Police commissioner on Goodwin scheme: 'Good for him'
Portsmouth sued for trying to silence whistleblower in $2.3M inheritance scandalBy PAT GROSSMITH
New Hampshire Union Leader
July 15. 2015 11:17AM
CONCORD - Auxiliary Portsmouth police officer John Connors is suing city officials, including the police chief, alleging they violated his free speech rights by placing him under a gag order after he blew the whistle on the allegedly unethical activities by a Portsmouth police detective who inherited the bulk of the multi-million dollar estate of Connors' elderly next door neighbor.
Connors retired in 1995 after a 22-year career but worked occasionally as a part-time auxiliary officer. He filed the civil rights lawsuit on Tuesday in U.S. District Court against Police Chief Stephen DuBois, Police Commission Chairman John F. Golumb, police commissioner Gerald Howe and the city.
"The police department has received and is reviewing the lawsuit. We cannot comment further on pending litigation," said DuBois in an email.
In the lawsuit, Connors says beginning in August 2010, he continually reported to police what he viewed as the unethical activities of Detective Sgt. Aaron Goodwin, who he frequently saw visiting Connors' elderly and wealthy neighbor Geraldine Webber, who was in her 90s and suffering from dementia.
In late September 2010, when Connors reported for work at the station, he learned police were at Webber's home the previous night for a reported prowler. Connors told police Webber's mind was wandering and she was imagining it because she "wasn't all there." After that event, he says Goodwin began increasingly visiting his Shaw Road neighbor.
In October 2010, Connors ran into Atty. James Ritzo, Webber's long-time legal counsel. He mentioned the frequent visits by Goodwin and told Ritzo that, in his opinion, Goodwin was spending too much time visiting Webber and that he was up to no good, according to the lawsuit. Ritzo told Connors that Webber's will could not be changed due to her mental condition.
About 20 days after the prowler incident, Connors met Webber at her mailbox. She told him she had met the man of her dreams, that she was in love with Goodwin, who is in his mid-30s, and would marry the policeman (Goodwin). Connors told her that would never happen.
On Oct. 18, 2010, Connors brought his concerns to then-police chief Lou Ferland but the chief told him he should stay out of it, according to the lawsuit. He then told DuBois, who at the time was deputy chief, but he did not respond, according to the lawsuit.
Next, Connors stopped at the home of Commissioner John Russo, who lived near him, and told him of his concerns. "I was wondering where all the police cruisers were going," Russo responded. Russo, according to Connors, said Webber had plenty of money and if Goodwin could get some of it and get away with it, "Good for him," according to the lawsuit.

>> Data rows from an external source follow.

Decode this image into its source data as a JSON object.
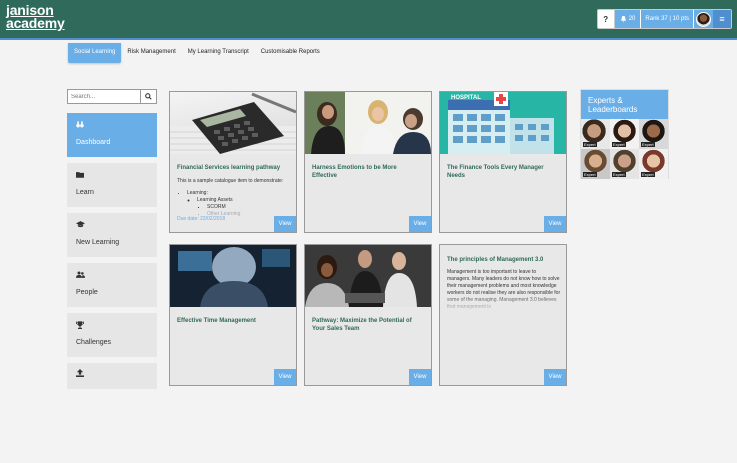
{
  "logo": {
    "line1": "janison",
    "line2": "academy"
  },
  "topbar": {
    "help": "?",
    "notification_count": "20",
    "rank": "Rank 37 | 10 pts",
    "menu": "≡"
  },
  "subnav": [
    "Social Learning",
    "Risk Management",
    "My Learning Transcript",
    "Customisable Reports"
  ],
  "search": {
    "placeholder": "Search..."
  },
  "sidebar": [
    {
      "label": "Dashboard",
      "icon": "binoculars-icon"
    },
    {
      "label": "Learn",
      "icon": "folder-icon"
    },
    {
      "label": "New Learning",
      "icon": "graduation-cap-icon"
    },
    {
      "label": "People",
      "icon": "users-icon"
    },
    {
      "label": "Challenges",
      "icon": "trophy-icon"
    },
    {
      "label": "",
      "icon": "upload-icon"
    }
  ],
  "cards": [
    {
      "title": "Financial Services learning pathway",
      "intro": "This is a sample catalogue item to demonstrate:",
      "list1": "Learning:",
      "list2": "Learning Assets",
      "list3": "SCORM",
      "list4": "Other Learning",
      "due": "Due date: 22/02/2018",
      "view": "View"
    },
    {
      "title": "Harness Emotions to be More Effective",
      "view": "View"
    },
    {
      "title": "The Finance Tools Every Manager Needs",
      "view": "View",
      "img_text": "HOSPITAL"
    },
    {
      "title": "Effective Time Management",
      "view": "View"
    },
    {
      "title": "Pathway: Maximize the Potential of Your Sales Team",
      "view": "View"
    },
    {
      "title": "The principles of Management 3.0",
      "body": "Management is too important to leave to managers. Many leaders do not know how to solve their management problems and most knowledge workers do not realise they are also responsible for some of the managing. Management 3.0 believes that management is",
      "view": "View"
    }
  ],
  "experts": {
    "title": "Experts & Leaderboards",
    "tags": [
      "Expert",
      "Expert",
      "Expert",
      "Expert",
      "Expert",
      "Expert"
    ]
  },
  "colors": {
    "header": "#2f6a5a",
    "accent": "#6aaee8"
  }
}
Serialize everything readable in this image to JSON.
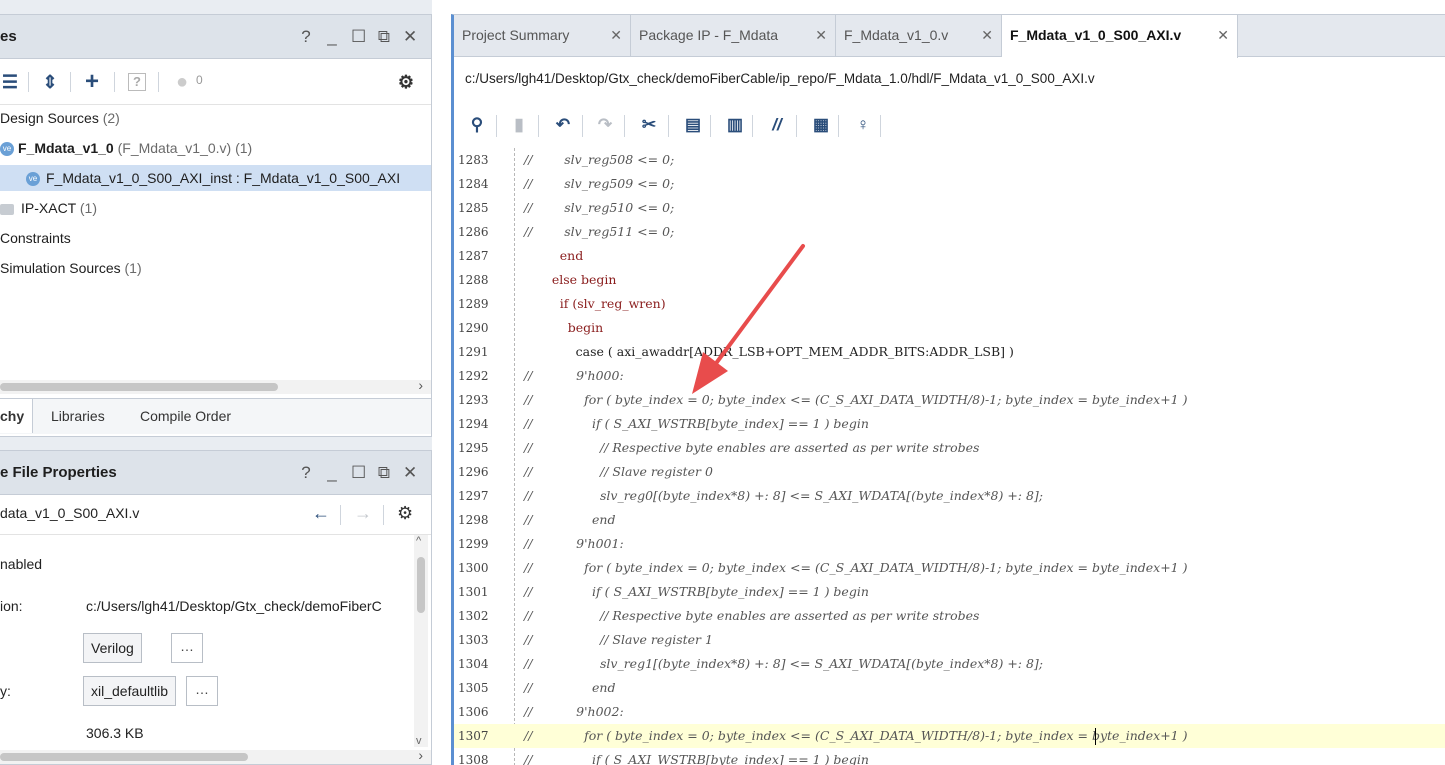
{
  "sources_panel": {
    "title": "es",
    "toolbar_badge": "0",
    "tree": [
      {
        "label": "Design Sources",
        "count": "(2)"
      },
      {
        "label": "F_Mdata_v1_0",
        "detail": "(F_Mdata_v1_0.v) (1)"
      },
      {
        "label": "F_Mdata_v1_0_S00_AXI_inst : F_Mdata_v1_0_S00_AXI"
      },
      {
        "label": "IP-XACT",
        "count": "(1)"
      },
      {
        "label": "Constraints"
      },
      {
        "label": "Simulation Sources",
        "count": "(1)"
      }
    ],
    "tabs": [
      "chy",
      "Libraries",
      "Compile Order"
    ]
  },
  "props_panel": {
    "title": "e File Properties",
    "file": "data_v1_0_S00_AXI.v",
    "enabled": "nabled",
    "location_label": "ion:",
    "location_value": "c:/Users/lgh41/Desktop/Gtx_check/demoFiberC",
    "type_value": "Verilog",
    "library_label": "y:",
    "library_value": "xil_defaultlib",
    "size_value": "306.3 KB"
  },
  "editor": {
    "tabs": [
      {
        "label": "Project Summary"
      },
      {
        "label": "Package IP - F_Mdata"
      },
      {
        "label": "F_Mdata_v1_0.v"
      },
      {
        "label": "F_Mdata_v1_0_S00_AXI.v"
      }
    ],
    "path": "c:/Users/lgh41/Desktop/Gtx_check/demoFiberCable/ip_repo/F_Mdata_1.0/hdl/F_Mdata_v1_0_S00_AXI.v",
    "lines": [
      {
        "n": "1283",
        "c": "//",
        "t": "        slv_reg508 <= 0;"
      },
      {
        "n": "1284",
        "c": "//",
        "t": "        slv_reg509 <= 0;"
      },
      {
        "n": "1285",
        "c": "//",
        "t": "        slv_reg510 <= 0;"
      },
      {
        "n": "1286",
        "c": "//",
        "t": "        slv_reg511 <= 0;"
      },
      {
        "n": "1287",
        "c": "",
        "t": "         end"
      },
      {
        "n": "1288",
        "c": "",
        "t": "       else begin"
      },
      {
        "n": "1289",
        "c": "",
        "t": "         if (slv_reg_wren)"
      },
      {
        "n": "1290",
        "c": "",
        "t": "           begin"
      },
      {
        "n": "1291",
        "c": "",
        "t": "             case ( axi_awaddr[ADDR_LSB+OPT_MEM_ADDR_BITS:ADDR_LSB] )"
      },
      {
        "n": "1292",
        "c": "//",
        "t": "           9'h000:"
      },
      {
        "n": "1293",
        "c": "//",
        "t": "             for ( byte_index = 0; byte_index <= (C_S_AXI_DATA_WIDTH/8)-1; byte_index = byte_index+1 )"
      },
      {
        "n": "1294",
        "c": "//",
        "t": "               if ( S_AXI_WSTRB[byte_index] == 1 ) begin"
      },
      {
        "n": "1295",
        "c": "//",
        "t": "                 // Respective byte enables are asserted as per write strobes"
      },
      {
        "n": "1296",
        "c": "//",
        "t": "                 // Slave register 0"
      },
      {
        "n": "1297",
        "c": "//",
        "t": "                 slv_reg0[(byte_index*8) +: 8] <= S_AXI_WDATA[(byte_index*8) +: 8];"
      },
      {
        "n": "1298",
        "c": "//",
        "t": "               end"
      },
      {
        "n": "1299",
        "c": "//",
        "t": "           9'h001:"
      },
      {
        "n": "1300",
        "c": "//",
        "t": "             for ( byte_index = 0; byte_index <= (C_S_AXI_DATA_WIDTH/8)-1; byte_index = byte_index+1 )"
      },
      {
        "n": "1301",
        "c": "//",
        "t": "               if ( S_AXI_WSTRB[byte_index] == 1 ) begin"
      },
      {
        "n": "1302",
        "c": "//",
        "t": "                 // Respective byte enables are asserted as per write strobes"
      },
      {
        "n": "1303",
        "c": "//",
        "t": "                 // Slave register 1"
      },
      {
        "n": "1304",
        "c": "//",
        "t": "                 slv_reg1[(byte_index*8) +: 8] <= S_AXI_WDATA[(byte_index*8) +: 8];"
      },
      {
        "n": "1305",
        "c": "//",
        "t": "               end"
      },
      {
        "n": "1306",
        "c": "//",
        "t": "           9'h002:"
      },
      {
        "n": "1307",
        "c": "//",
        "t": "             for ( byte_index = 0; byte_index <= (C_S_AXI_DATA_WIDTH/8)-1; byte_index = byte_index+1 )"
      },
      {
        "n": "1308",
        "c": "//",
        "t": "               if ( S_AXI_WSTRB[byte_index] == 1 ) begin"
      }
    ]
  },
  "colors": {
    "accent": "#5b8fd1",
    "keyword": "#8a1d1d",
    "highlight_line": "#ffffd7",
    "annotation_arrow": "#e84c4c"
  }
}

In early January 2011, Connors believes someone reported him to the Attorney General's Office as stalking Webber. He called Assistant Attorney General John McCormack who told him he was being looked at but was not the center of any investigation. Connors told the prosecutor Goodwin was acting against the law and should be investigated.

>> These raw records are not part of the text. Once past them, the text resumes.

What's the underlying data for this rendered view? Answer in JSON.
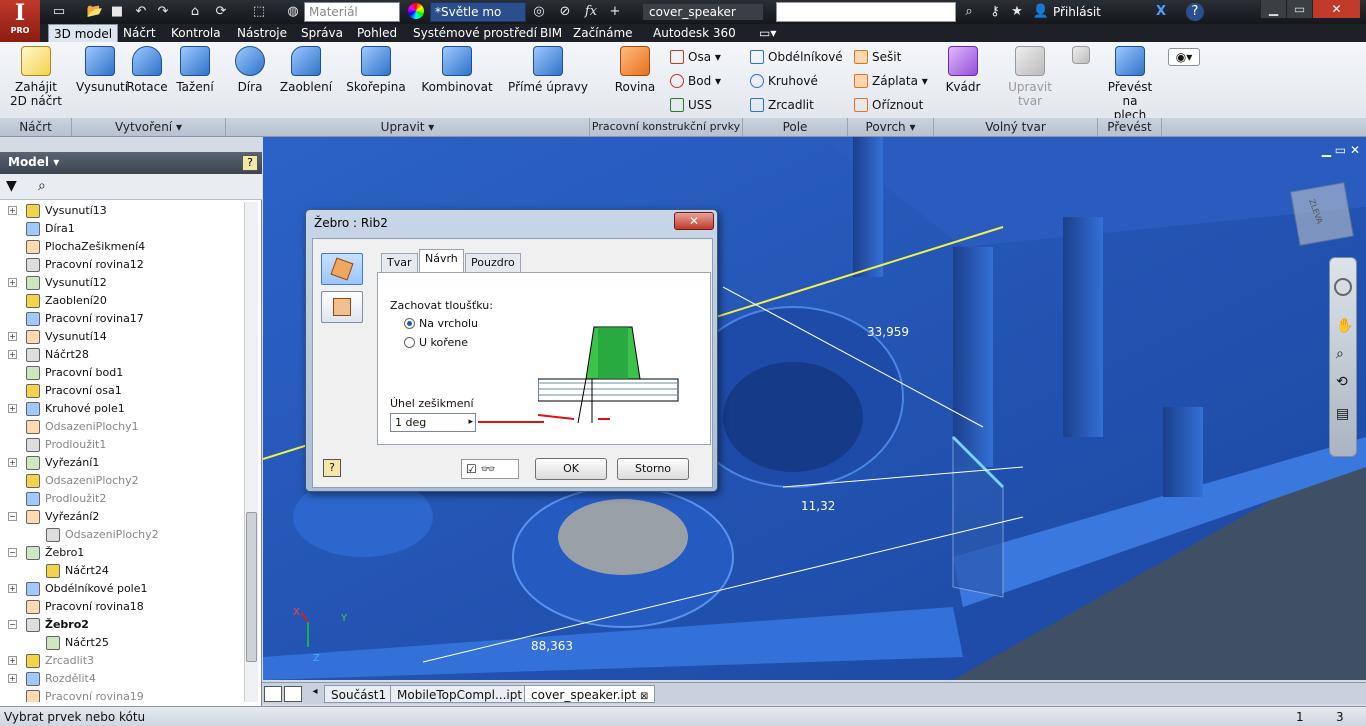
{
  "app": {
    "logo_text": "I",
    "logo_sub": "PRO",
    "material_placeholder": "Materiál",
    "appearance_value": "*Světle mo",
    "doc_title": "cover_speaker",
    "signin": "Přihlásit"
  },
  "ribbon_tabs": [
    "3D model",
    "Náčrt",
    "Kontrola",
    "Nástroje",
    "Správa",
    "Pohled",
    "Systémové prostředí",
    "BIM",
    "Začínáme",
    "Autodesk 360"
  ],
  "ribbon": {
    "groups": {
      "sketch": "Náčrt",
      "create": "Vytvoření",
      "modify": "Upravit",
      "work": "Pracovní konstrukční prvky",
      "pattern": "Pole",
      "surface": "Povrch",
      "freeform": "Volný tvar",
      "convert": "Převést"
    },
    "buttons": {
      "start_sketch_1": "Zahájit",
      "start_sketch_2": "2D náčrt",
      "extrude": "Vysunutí",
      "revolve": "Rotace",
      "sweep": "Tažení",
      "hole": "Díra",
      "fillet": "Zaoblení",
      "shell": "Skořepina",
      "combine": "Kombinovat",
      "direct_edit": "Přímé úpravy",
      "plane": "Rovina",
      "axis": "Osa",
      "point": "Bod",
      "ucs": "USS",
      "rect_pattern": "Obdélníkové",
      "circ_pattern": "Kruhové",
      "mirror": "Zrcadlit",
      "stitch": "Sešit",
      "patch": "Záplata",
      "trim": "Oříznout",
      "box": "Kvádr",
      "edit_form_1": "Upravit",
      "edit_form_2": "tvar",
      "convert_1": "Převést na",
      "convert_2": "plech"
    }
  },
  "browser": {
    "title": "Model",
    "items": [
      {
        "label": "Vysunutí13",
        "exp": "+",
        "indent": 0,
        "state": ""
      },
      {
        "label": "Díra1",
        "exp": "",
        "indent": 0,
        "state": ""
      },
      {
        "label": "PlochaZešikmení4",
        "exp": "",
        "indent": 0,
        "state": ""
      },
      {
        "label": "Pracovní rovina12",
        "exp": "",
        "indent": 0,
        "state": ""
      },
      {
        "label": "Vysunutí12",
        "exp": "+",
        "indent": 0,
        "state": ""
      },
      {
        "label": "Zaoblení20",
        "exp": "",
        "indent": 0,
        "state": ""
      },
      {
        "label": "Pracovní rovina17",
        "exp": "",
        "indent": 0,
        "state": ""
      },
      {
        "label": "Vysunutí14",
        "exp": "+",
        "indent": 0,
        "state": ""
      },
      {
        "label": "Náčrt28",
        "exp": "+",
        "indent": 0,
        "state": ""
      },
      {
        "label": "Pracovní bod1",
        "exp": "",
        "indent": 0,
        "state": ""
      },
      {
        "label": "Pracovní osa1",
        "exp": "",
        "indent": 0,
        "state": ""
      },
      {
        "label": "Kruhové pole1",
        "exp": "+",
        "indent": 0,
        "state": ""
      },
      {
        "label": "OdsazeniPlochy1",
        "exp": "",
        "indent": 0,
        "state": "dim"
      },
      {
        "label": "Prodloužit1",
        "exp": "",
        "indent": 0,
        "state": "dim"
      },
      {
        "label": "Vyřezání1",
        "exp": "+",
        "indent": 0,
        "state": ""
      },
      {
        "label": "OdsazeniPlochy2",
        "exp": "",
        "indent": 0,
        "state": "dim"
      },
      {
        "label": "Prodloužit2",
        "exp": "",
        "indent": 0,
        "state": "dim"
      },
      {
        "label": "Vyřezání2",
        "exp": "−",
        "indent": 0,
        "state": ""
      },
      {
        "label": "OdsazeniPlochy2",
        "exp": "",
        "indent": 1,
        "state": "dim"
      },
      {
        "label": "Žebro1",
        "exp": "−",
        "indent": 0,
        "state": ""
      },
      {
        "label": "Náčrt24",
        "exp": "",
        "indent": 1,
        "state": ""
      },
      {
        "label": "Obdélníkové pole1",
        "exp": "+",
        "indent": 0,
        "state": ""
      },
      {
        "label": "Pracovní rovina18",
        "exp": "",
        "indent": 0,
        "state": ""
      },
      {
        "label": "Žebro2",
        "exp": "−",
        "indent": 0,
        "state": "bold"
      },
      {
        "label": "Náčrt25",
        "exp": "",
        "indent": 1,
        "state": ""
      },
      {
        "label": "Zrcadlit3",
        "exp": "+",
        "indent": 0,
        "state": "dim"
      },
      {
        "label": "Rozdělit4",
        "exp": "+",
        "indent": 0,
        "state": "dim"
      },
      {
        "label": "Pracovní rovina19",
        "exp": "",
        "indent": 0,
        "state": "dim"
      }
    ]
  },
  "viewport": {
    "dim1": "33,959",
    "dim2": "11,32",
    "dim3": "88,363",
    "viewcube_face": "ZLEVA",
    "axis_x": "X",
    "axis_y": "Y",
    "axis_z": "Z"
  },
  "dialog": {
    "title": "Žebro : Rib2",
    "tabs": [
      "Tvar",
      "Návrh",
      "Pouzdro"
    ],
    "keep_thickness": "Zachovat tloušťku:",
    "opt_top": "Na vrcholu",
    "opt_root": "U kořene",
    "draft_angle_label": "Úhel zešikmení",
    "draft_angle_value": "1 deg",
    "ok": "OK",
    "cancel": "Storno",
    "help": "?"
  },
  "doc_tabs": [
    "Součást1",
    "MobileTopCompl...ipt",
    "cover_speaker.ipt"
  ],
  "status": {
    "text": "Vybrat prvek nebo kótu",
    "n1": "1",
    "n2": "3"
  },
  "colors": {
    "model_blue": "#1f52b0",
    "accent_red": "#c0392b"
  }
}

Seven months before she died, Webber changed her will, leaving the bulk of her $2.7 million estate, including a waterfront home, to Goodwin. The home later was sold for $820,000, according to Atty. Paul McEachern, who represents Connors.
A court case disputing Goodwin's inheritance is pending in 7th Circuit-Probate Division-Dover. Webber's will was challenged based on her lack of testamentary capacity and undue influence by Goodwin.

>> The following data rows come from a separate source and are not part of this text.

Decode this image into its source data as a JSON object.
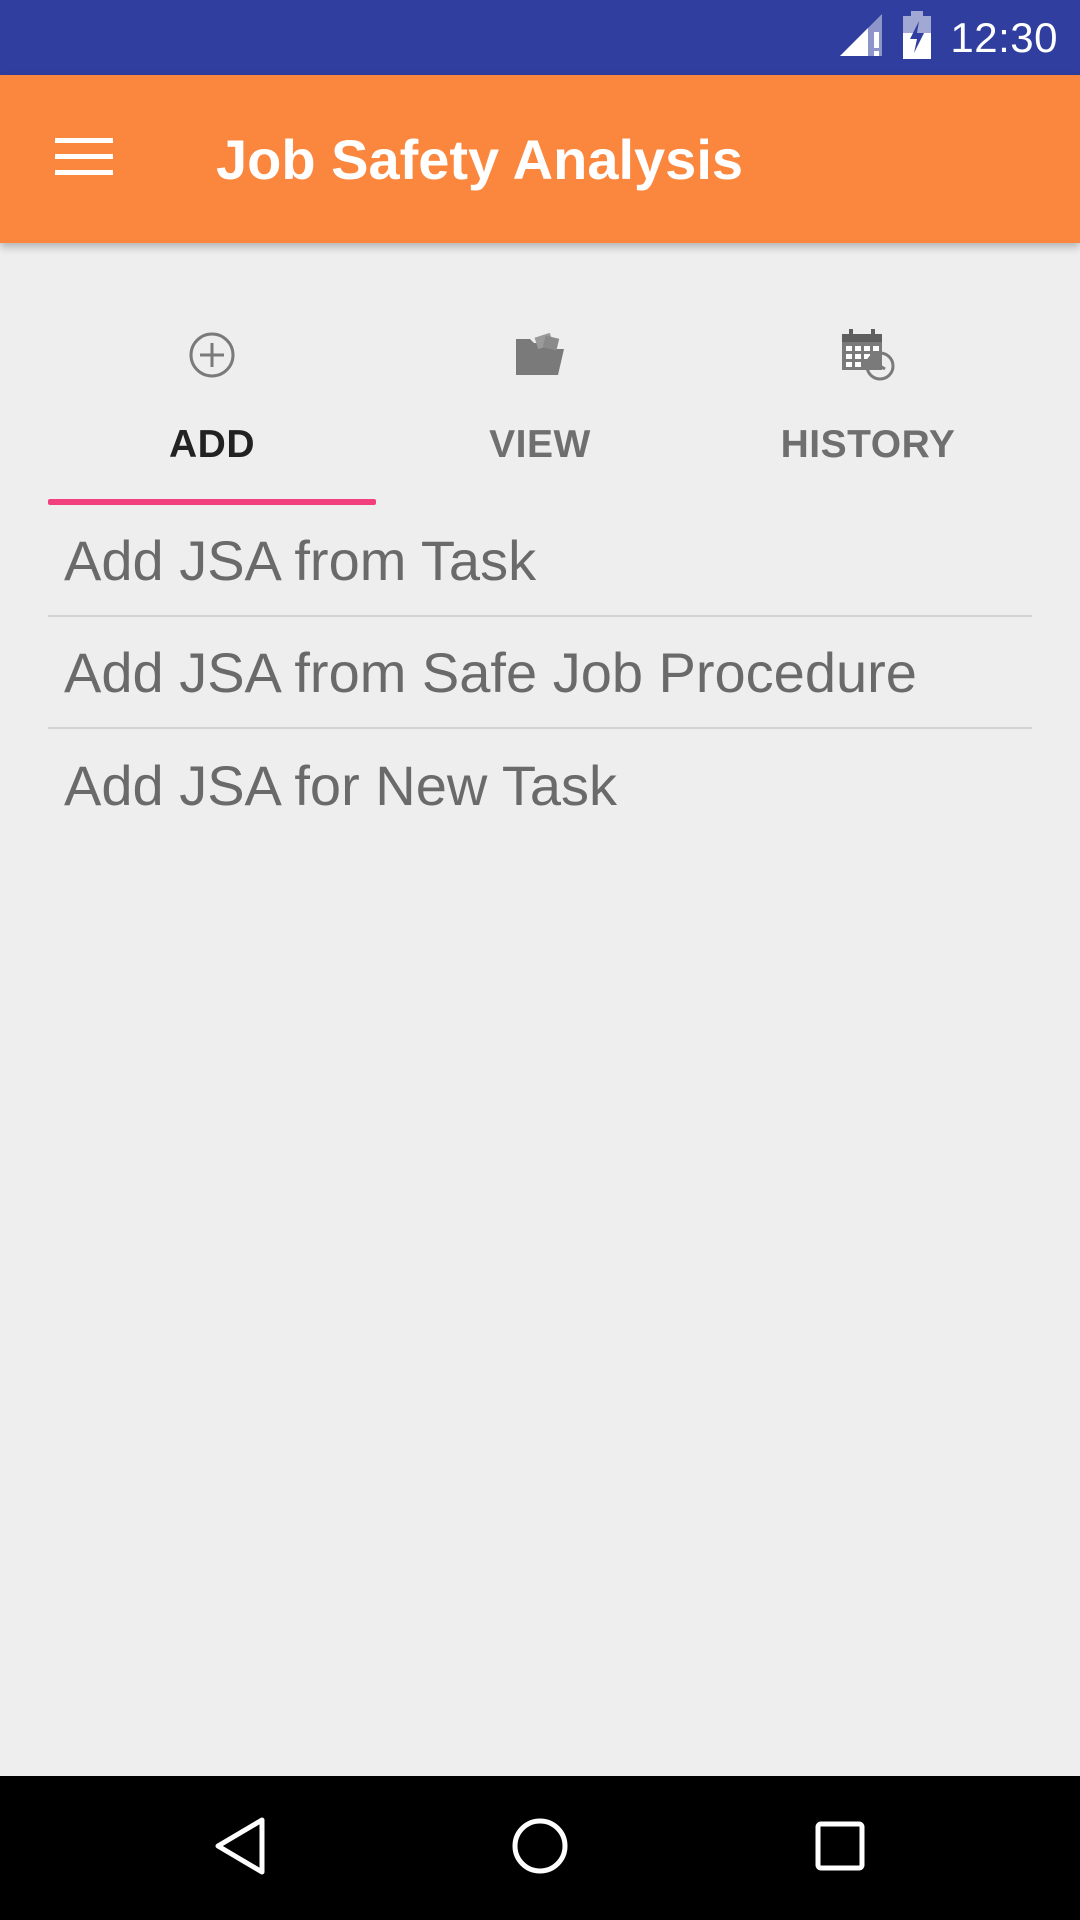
{
  "status_bar": {
    "time": "12:30",
    "icons": [
      "signal-icon",
      "battery-charging-icon"
    ]
  },
  "app_bar": {
    "title": "Job Safety Analysis",
    "menu_icon": "hamburger-menu-icon"
  },
  "tabs": [
    {
      "label": "ADD",
      "icon": "add-circle-icon",
      "active": true
    },
    {
      "label": "VIEW",
      "icon": "folder-open-icon",
      "active": false
    },
    {
      "label": "HISTORY",
      "icon": "calendar-history-icon",
      "active": false
    }
  ],
  "list": {
    "items": [
      {
        "label": "Add JSA from Task"
      },
      {
        "label": "Add JSA from Safe Job Procedure"
      },
      {
        "label": "Add JSA for New Task"
      }
    ]
  },
  "nav_bar": {
    "icons": [
      "back-icon",
      "home-icon",
      "recents-icon"
    ]
  },
  "colors": {
    "status_bar": "#303f9f",
    "app_bar": "#fb873e",
    "tab_indicator": "#f2407e",
    "background": "#eeeeee"
  }
}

After news stories were published in the Portsmouth Herald, Connors decided to speak publicly about the situation and an article appeared in the Aug. 3, 2014 Sunday edition. In it, Connors alleged Goodwin visited Webber's home in an unmarked police cruiser "hundreds of times" before she died. Goodwin, Connors said, knew he was watching because sometimes he would take photos of him while other times he would take his dogs outside.
"I wasn't being nosy," Connors was quoted in the article. "I was watching a crime as far as I was concerned."
Goodwin denied Connors allegations.
Two days after the article ran, police served Connors with a "Notice of Complaint" charging him with violation of media policy, insubordination, and malfeasance. He was ordered to no longer speak publicly about the Webber matter and was told he was a police officer 24 hours a day.
McEachern said Connors didn't work as an auxiliary police officer from the time he was charged with violating media policy until last month when he volunteered to work the Portsmouth High School graduation. That same day, McEachern said, DuBois issued a finding that Connors had violated the department's media policy and ordered him to undergo training on it.
Connors says in the lawsuit that he remains under what amounts to a permanent gag order, having been told he needs DuBois' permission to speak out on the Webber matter.
McEachern says Connors learned about what was going on with Goodwin and Webber because he was her neighbor, not because he was a police officer, and says he spoke out because it "was a matter of public interest."
Goodwin was fired last month after an investigation headed by retired Judge Stephen Roberts found he had violated department regulations and the city's Code of Ethics, all related to the inheritance.